Although these works do deserve the spotlight they’re often given, they are far from the best pieces Rama would go on to produce. Rama didn’t create her finest work at the beginning of her career. She absorbed the best parts of mid-20th-century Italian avant-garde art and often put her own spin on them, usually with remarkable results.
Rama was born in Turin, Italy, in 1918. (She died there in 2015.) Early in her life, she watched her stable family life fall apart. Her father killed himself, her mother was placed in a mental asylum; Turin, once a booming industrial city, was bombed repeatedly during World War II. Her work could be considered a response to this violent, chaotic moment in Italian history, when traditional mores were becoming increasingly irrelevant.
Rama never finished art school, but she had access to some of the finest examples of modernist art. She came into contact with works by Paul Klee, Pablo Picasso, and Wassily Kandinsky, and she absorbed their interest in form, geometry, and myths, only to turn their lyricism nasty and dark.
After Italian authorities shut down a show of her sexually graphic watercolors in 1945, Rama turned to abstraction, producing very good work in that mode, too.

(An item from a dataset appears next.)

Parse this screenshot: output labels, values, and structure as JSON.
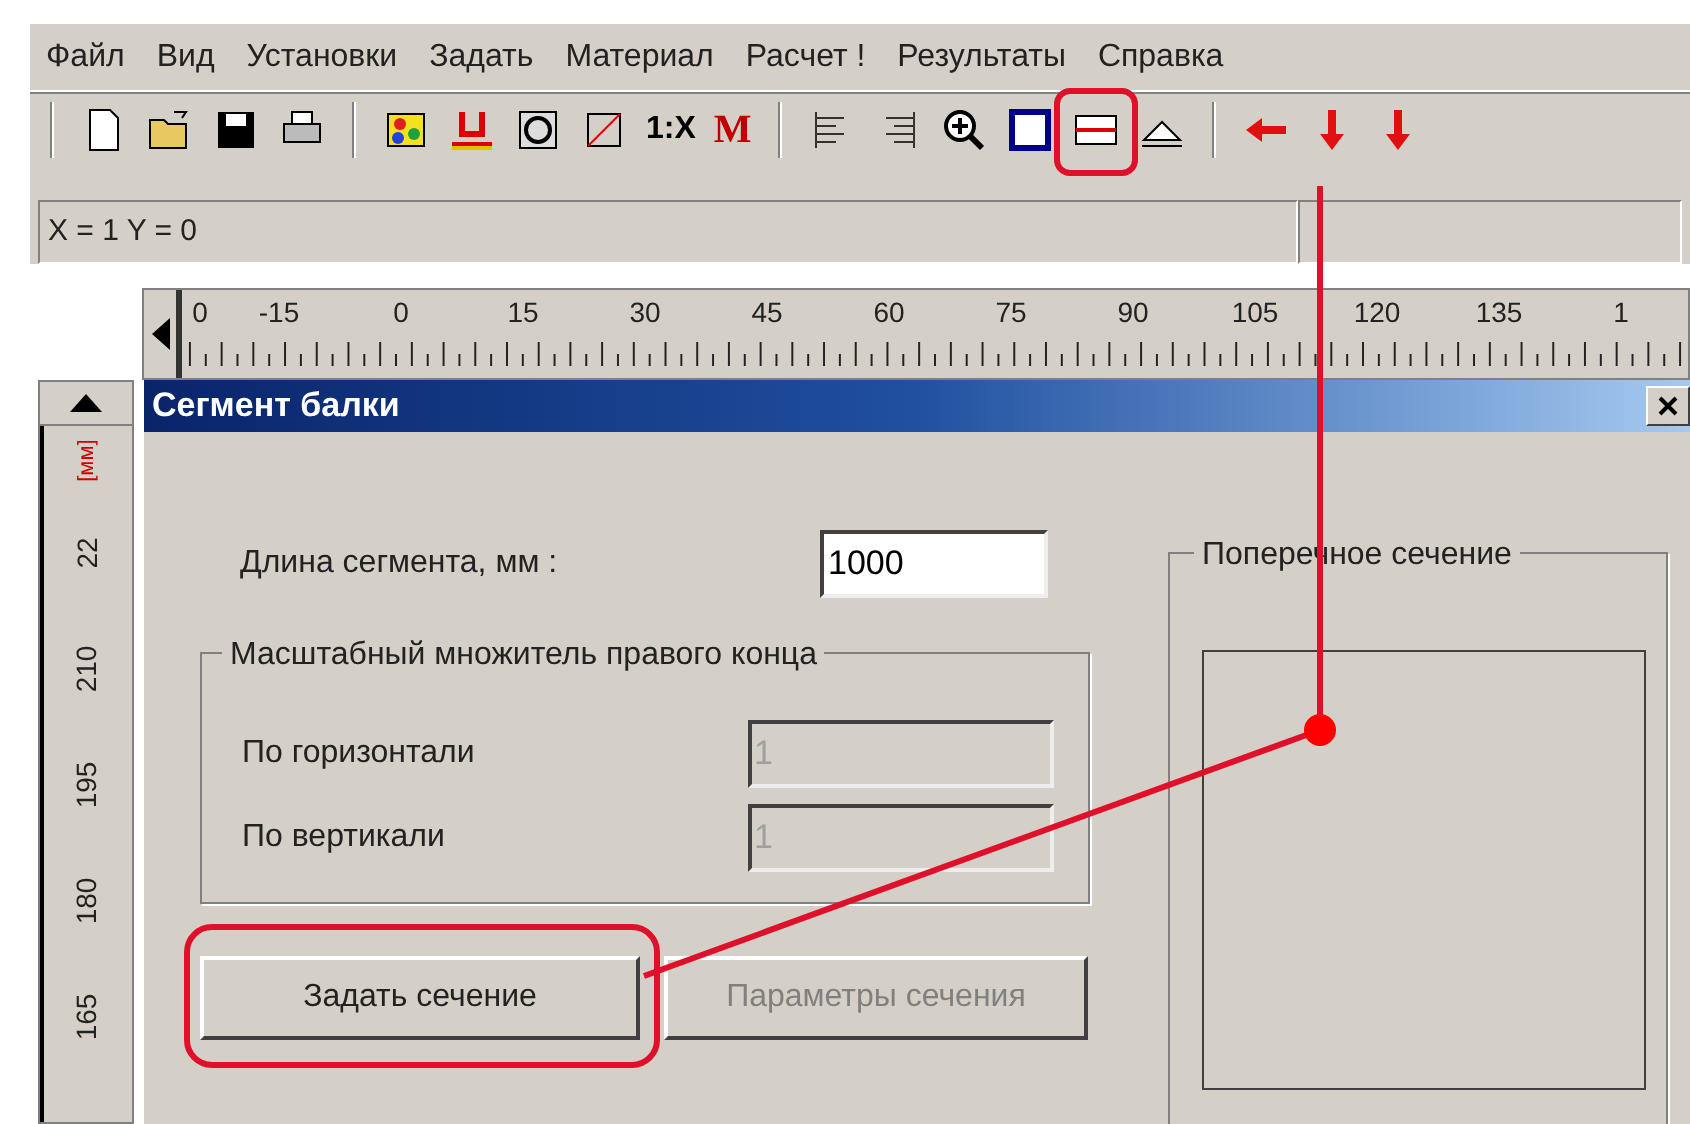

In the 1950s, Rama created canvases that feature crusty-looking splashes of red against moody black backgrounds. She later built on these works with her “bricolages” in the ’60s, adding to them plastic eyes, syringes, and rice, among other objects. The most effective of these works is Melodramma (Melodrama, 1960), which features a gash of chunky black paint surrounded by plastic skull-and-crossbones stickers. The skulls are like flies surrounding a pile of poop. It’s a funny, unsettling work, and an effective statement about the abject horrors of World War II.
A later series of abstractions, using tires, brought her work closer to that of her Arte Povera colleagues, who were also based in Turin. These canvases are sensual in their own bizarre way—the smoothness of Rama’s tire strips makes them similar to skin, something to be touched. Like Pino Pascali, Mario Merz, and Jannis Kounellis, Rama showed that in postwar Italy, the relationship between natural and industrial materials was changing. Unlike those artists, Rama was a woman, which might explain why critics never included her in the group.
Her audacious career hit a high in the 1980s, when she returned to figuration. These works are some of her best: they make use of ready-made black-and-white prints of Renaissance architecture, with Rama’s fornicating women painted on top of them. These works make ages-old Italian forms—arched ceilings, Corinthian columns—seem unoriginal and, in contrast to her contorted femmes, staid and quite boring. In Rama’s world, tradition is for squares. All the better to defile it.
For whatever reason, in an exhibition of many, many great works, one piece in particular stuck with me: an untitled painting from 1973 featuring a grid of strings, each sewn into an unprimed canvas, above a red zig-zag. That latter form looks like a cardiogram—it spikes in the middle and gradually flattens. It suggests a surprise, or a sudden pulse of desire, something that shocks the heart into motion, not unlike Rama’s oeuvre itself.